======== DATASET ENTRIES ========

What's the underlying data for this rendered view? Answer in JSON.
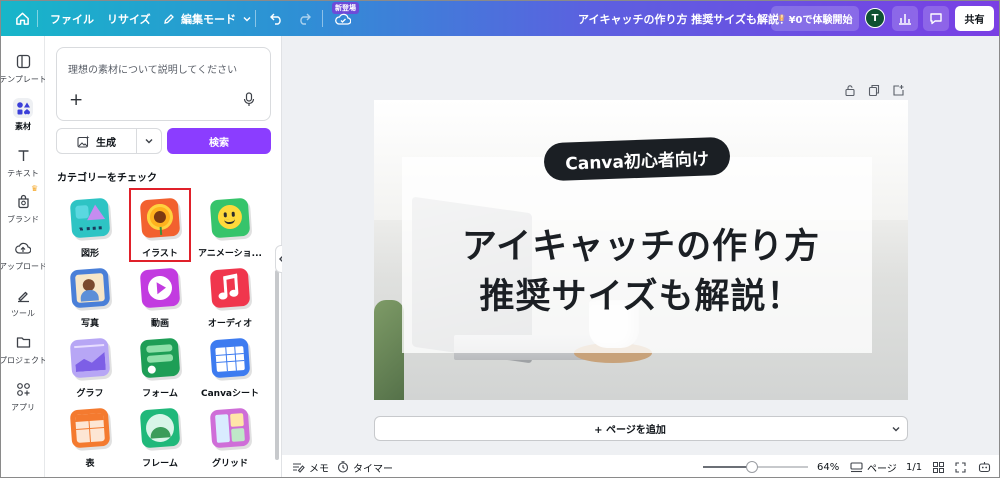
{
  "header": {
    "menu_file": "ファイル",
    "menu_resize": "リサイズ",
    "edit_mode": "編集モード",
    "new_badge": "新登場",
    "doc_title": "アイキャッチの作り方 推奨サイズも解説！",
    "trial_button": "¥0で体験開始",
    "avatar_initial": "T",
    "share_button": "共有"
  },
  "rail": {
    "items": [
      {
        "label": "テンプレート",
        "icon": "template-icon"
      },
      {
        "label": "素材",
        "icon": "elements-icon"
      },
      {
        "label": "テキスト",
        "icon": "text-icon"
      },
      {
        "label": "ブランド",
        "icon": "brand-icon"
      },
      {
        "label": "アップロード",
        "icon": "upload-icon"
      },
      {
        "label": "ツール",
        "icon": "tools-icon"
      },
      {
        "label": "プロジェクト",
        "icon": "folder-icon"
      },
      {
        "label": "アプリ",
        "icon": "apps-icon"
      }
    ]
  },
  "panel": {
    "search_placeholder": "理想の素材について説明してください",
    "generate_label": "生成",
    "search_button": "検索",
    "category_heading": "カテゴリーをチェック",
    "categories": [
      {
        "label": "図形"
      },
      {
        "label": "イラスト"
      },
      {
        "label": "アニメーショ..."
      },
      {
        "label": "写真"
      },
      {
        "label": "動画"
      },
      {
        "label": "オーディオ"
      },
      {
        "label": "グラフ"
      },
      {
        "label": "フォーム"
      },
      {
        "label": "Canvaシート"
      },
      {
        "label": "表"
      },
      {
        "label": "フレーム"
      },
      {
        "label": "グリッド"
      }
    ]
  },
  "design": {
    "pill_text": "Canva初心者向け",
    "title_line1": "アイキャッチの作り方",
    "title_line2": "推奨サイズも解説！"
  },
  "canvas": {
    "add_page": "+ ページを追加"
  },
  "bottombar": {
    "notes": "メモ",
    "timer": "タイマー",
    "zoom": "64%",
    "zoom_fraction": 0.47,
    "pages_label": "ページ",
    "page_count": "1/1"
  },
  "colors": {
    "accent": "#8b3dff",
    "highlight": "#e0202a"
  }
}
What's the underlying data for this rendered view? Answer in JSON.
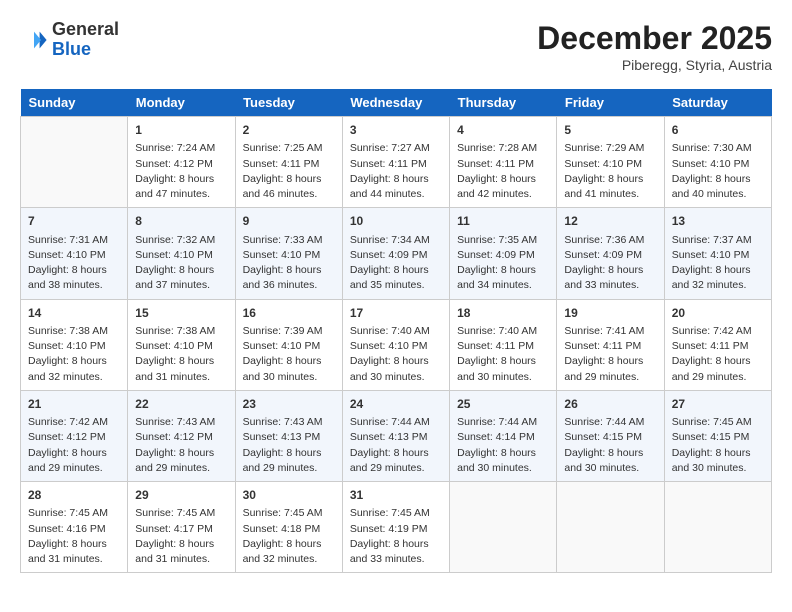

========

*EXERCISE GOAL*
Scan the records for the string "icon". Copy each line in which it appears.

*COMPLETED TASK*
        "icon": "template-icon"
        "icon": "elements-icon"
        "icon": "text-icon"
        "icon": "brand-icon"
        "icon": "upload-icon"
        "icon": "tools-icon"
        "icon": "folder-icon"
        "icon": "apps-icon"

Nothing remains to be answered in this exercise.